*** EXTRACTED DATA Section Begins ***

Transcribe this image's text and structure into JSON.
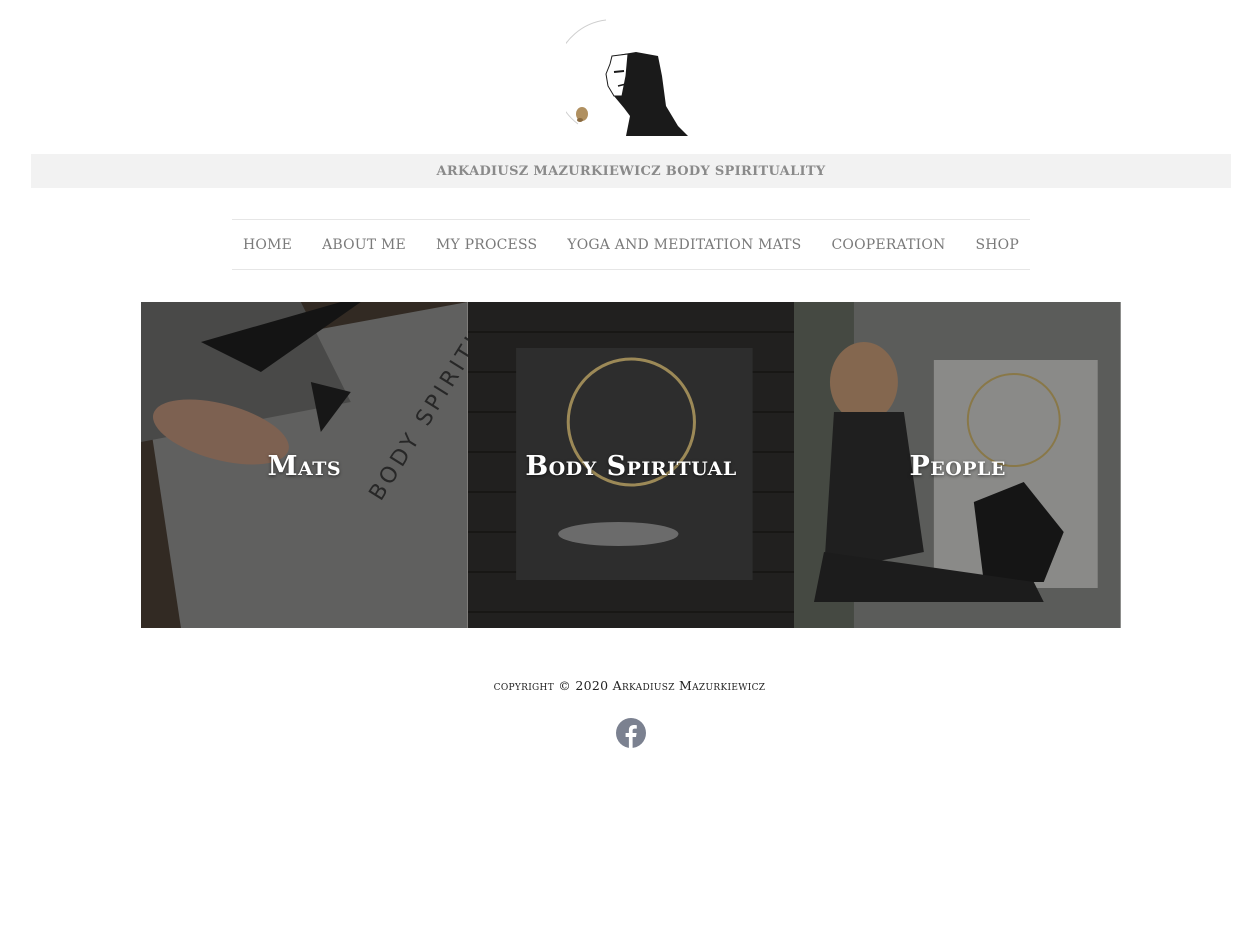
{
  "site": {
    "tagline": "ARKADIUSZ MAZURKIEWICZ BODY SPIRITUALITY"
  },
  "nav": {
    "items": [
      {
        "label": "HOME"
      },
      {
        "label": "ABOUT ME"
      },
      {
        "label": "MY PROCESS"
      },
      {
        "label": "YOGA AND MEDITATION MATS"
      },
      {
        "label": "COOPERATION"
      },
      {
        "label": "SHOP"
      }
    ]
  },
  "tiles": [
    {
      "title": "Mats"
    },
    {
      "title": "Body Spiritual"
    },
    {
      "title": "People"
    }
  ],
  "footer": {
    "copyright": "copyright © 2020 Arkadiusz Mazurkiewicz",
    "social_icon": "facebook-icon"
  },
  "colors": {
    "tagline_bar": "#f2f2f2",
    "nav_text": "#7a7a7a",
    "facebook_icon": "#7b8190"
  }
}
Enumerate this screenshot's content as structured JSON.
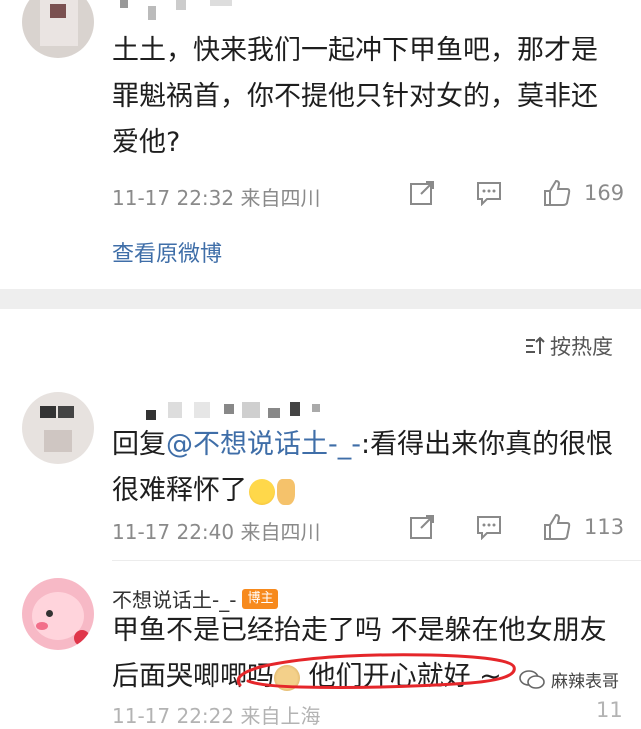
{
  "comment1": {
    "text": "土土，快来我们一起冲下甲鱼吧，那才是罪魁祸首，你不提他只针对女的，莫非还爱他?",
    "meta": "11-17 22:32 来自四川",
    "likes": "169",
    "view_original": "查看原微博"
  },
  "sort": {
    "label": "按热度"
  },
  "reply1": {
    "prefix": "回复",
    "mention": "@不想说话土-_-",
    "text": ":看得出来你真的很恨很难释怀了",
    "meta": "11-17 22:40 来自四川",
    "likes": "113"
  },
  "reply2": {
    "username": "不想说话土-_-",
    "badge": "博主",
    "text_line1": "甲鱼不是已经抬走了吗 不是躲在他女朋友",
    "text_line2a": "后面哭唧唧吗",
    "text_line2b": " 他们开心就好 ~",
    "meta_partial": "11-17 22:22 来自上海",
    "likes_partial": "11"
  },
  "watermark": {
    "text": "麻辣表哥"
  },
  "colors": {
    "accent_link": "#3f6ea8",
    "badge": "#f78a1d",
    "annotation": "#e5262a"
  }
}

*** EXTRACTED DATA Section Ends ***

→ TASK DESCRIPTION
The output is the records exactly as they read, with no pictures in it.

→ RESPONSE
Transcribe this image's text and structure into JSON.
{
  "site": {
    "tagline": "ARKADIUSZ MAZURKIEWICZ BODY SPIRITUALITY"
  },
  "nav": {
    "items": [
      {
        "label": "HOME"
      },
      {
        "label": "ABOUT ME"
      },
      {
        "label": "MY PROCESS"
      },
      {
        "label": "YOGA AND MEDITATION MATS"
      },
      {
        "label": "COOPERATION"
      },
      {
        "label": "SHOP"
      }
    ]
  },
  "tiles": [
    {
      "title": "Mats"
    },
    {
      "title": "Body Spiritual"
    },
    {
      "title": "People"
    }
  ],
  "footer": {
    "copyright": "copyright © 2020 Arkadiusz Mazurkiewicz",
    "social_icon": "facebook-icon"
  },
  "colors": {
    "tagline_bar": "#f2f2f2",
    "nav_text": "#7a7a7a",
    "facebook_icon": "#7b8190"
  }
}
Enumerate this screenshot's content as structured JSON.
{
  "comment1": {
    "text": "土土，快来我们一起冲下甲鱼吧，那才是罪魁祸首，你不提他只针对女的，莫非还爱他?",
    "meta": "11-17 22:32 来自四川",
    "likes": "169",
    "view_original": "查看原微博"
  },
  "sort": {
    "label": "按热度"
  },
  "reply1": {
    "prefix": "回复",
    "mention": "@不想说话土-_-",
    "text": ":看得出来你真的很恨很难释怀了",
    "meta": "11-17 22:40 来自四川",
    "likes": "113"
  },
  "reply2": {
    "username": "不想说话土-_-",
    "badge": "博主",
    "text_line1": "甲鱼不是已经抬走了吗 不是躲在他女朋友",
    "text_line2a": "后面哭唧唧吗",
    "text_line2b": " 他们开心就好 ~",
    "meta_partial": "11-17 22:22 来自上海",
    "likes_partial": "11"
  },
  "watermark": {
    "text": "麻辣表哥"
  },
  "colors": {
    "accent_link": "#3f6ea8",
    "badge": "#f78a1d",
    "annotation": "#e5262a"
  }
}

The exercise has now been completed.